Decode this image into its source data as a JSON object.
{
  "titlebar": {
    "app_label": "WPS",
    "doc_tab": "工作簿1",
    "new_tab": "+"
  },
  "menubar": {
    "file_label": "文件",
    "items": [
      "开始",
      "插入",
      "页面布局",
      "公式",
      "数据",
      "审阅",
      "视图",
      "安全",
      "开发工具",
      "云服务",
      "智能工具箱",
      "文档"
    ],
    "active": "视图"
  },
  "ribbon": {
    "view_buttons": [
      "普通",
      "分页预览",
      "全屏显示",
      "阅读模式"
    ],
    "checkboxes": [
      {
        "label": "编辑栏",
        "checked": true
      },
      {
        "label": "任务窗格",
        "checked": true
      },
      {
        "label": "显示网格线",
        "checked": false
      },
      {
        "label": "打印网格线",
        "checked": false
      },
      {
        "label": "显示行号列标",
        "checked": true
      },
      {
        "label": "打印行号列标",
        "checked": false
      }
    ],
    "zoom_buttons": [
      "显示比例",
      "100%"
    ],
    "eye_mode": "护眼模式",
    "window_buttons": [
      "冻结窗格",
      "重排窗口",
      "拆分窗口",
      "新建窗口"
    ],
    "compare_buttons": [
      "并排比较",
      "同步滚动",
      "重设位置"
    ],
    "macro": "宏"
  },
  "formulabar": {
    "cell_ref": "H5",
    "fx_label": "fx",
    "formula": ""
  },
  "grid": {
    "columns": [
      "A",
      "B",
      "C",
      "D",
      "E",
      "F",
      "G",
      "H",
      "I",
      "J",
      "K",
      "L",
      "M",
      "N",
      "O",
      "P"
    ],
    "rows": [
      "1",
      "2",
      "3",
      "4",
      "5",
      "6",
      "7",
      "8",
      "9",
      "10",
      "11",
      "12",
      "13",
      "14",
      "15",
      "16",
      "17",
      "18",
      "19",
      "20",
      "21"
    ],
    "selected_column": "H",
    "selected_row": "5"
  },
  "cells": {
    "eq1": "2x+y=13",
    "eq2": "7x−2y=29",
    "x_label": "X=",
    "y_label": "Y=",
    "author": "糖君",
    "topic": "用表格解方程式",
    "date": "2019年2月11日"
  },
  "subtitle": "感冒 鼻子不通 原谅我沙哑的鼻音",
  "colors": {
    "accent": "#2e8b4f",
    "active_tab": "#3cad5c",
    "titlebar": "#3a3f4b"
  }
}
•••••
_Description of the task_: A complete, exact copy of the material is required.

_Answer area_:
Decode this image into its source data as a JSON object.
{
  "titlebar": {
    "app_label": "WPS",
    "doc_tab": "工作簿1",
    "new_tab": "+"
  },
  "menubar": {
    "file_label": "文件",
    "items": [
      "开始",
      "插入",
      "页面布局",
      "公式",
      "数据",
      "审阅",
      "视图",
      "安全",
      "开发工具",
      "云服务",
      "智能工具箱",
      "文档"
    ],
    "active": "视图"
  },
  "ribbon": {
    "view_buttons": [
      "普通",
      "分页预览",
      "全屏显示",
      "阅读模式"
    ],
    "checkboxes": [
      {
        "label": "编辑栏",
        "checked": true
      },
      {
        "label": "任务窗格",
        "checked": true
      },
      {
        "label": "显示网格线",
        "checked": false
      },
      {
        "label": "打印网格线",
        "checked": false
      },
      {
        "label": "显示行号列标",
        "checked": true
      },
      {
        "label": "打印行号列标",
        "checked": false
      }
    ],
    "zoom_buttons": [
      "显示比例",
      "100%"
    ],
    "eye_mode": "护眼模式",
    "window_buttons": [
      "冻结窗格",
      "重排窗口",
      "拆分窗口",
      "新建窗口"
    ],
    "compare_buttons": [
      "并排比较",
      "同步滚动",
      "重设位置"
    ],
    "macro": "宏"
  },
  "formulabar": {
    "cell_ref": "H5",
    "fx_label": "fx",
    "formula": ""
  },
  "grid": {
    "columns": [
      "A",
      "B",
      "C",
      "D",
      "E",
      "F",
      "G",
      "H",
      "I",
      "J",
      "K",
      "L",
      "M",
      "N",
      "O",
      "P"
    ],
    "rows": [
      "1",
      "2",
      "3",
      "4",
      "5",
      "6",
      "7",
      "8",
      "9",
      "10",
      "11",
      "12",
      "13",
      "14",
      "15",
      "16",
      "17",
      "18",
      "19",
      "20",
      "21"
    ],
    "selected_column": "H",
    "selected_row": "5"
  },
  "cells": {
    "eq1": "2x+y=13",
    "eq2": "7x−2y=29",
    "x_label": "X=",
    "y_label": "Y=",
    "author": "糖君",
    "topic": "用表格解方程式",
    "date": "2019年2月11日"
  },
  "subtitle": "感冒 鼻子不通 原谅我沙哑的鼻音",
  "colors": {
    "accent": "#2e8b4f",
    "active_tab": "#3cad5c",
    "titlebar": "#3a3f4b"
  }
}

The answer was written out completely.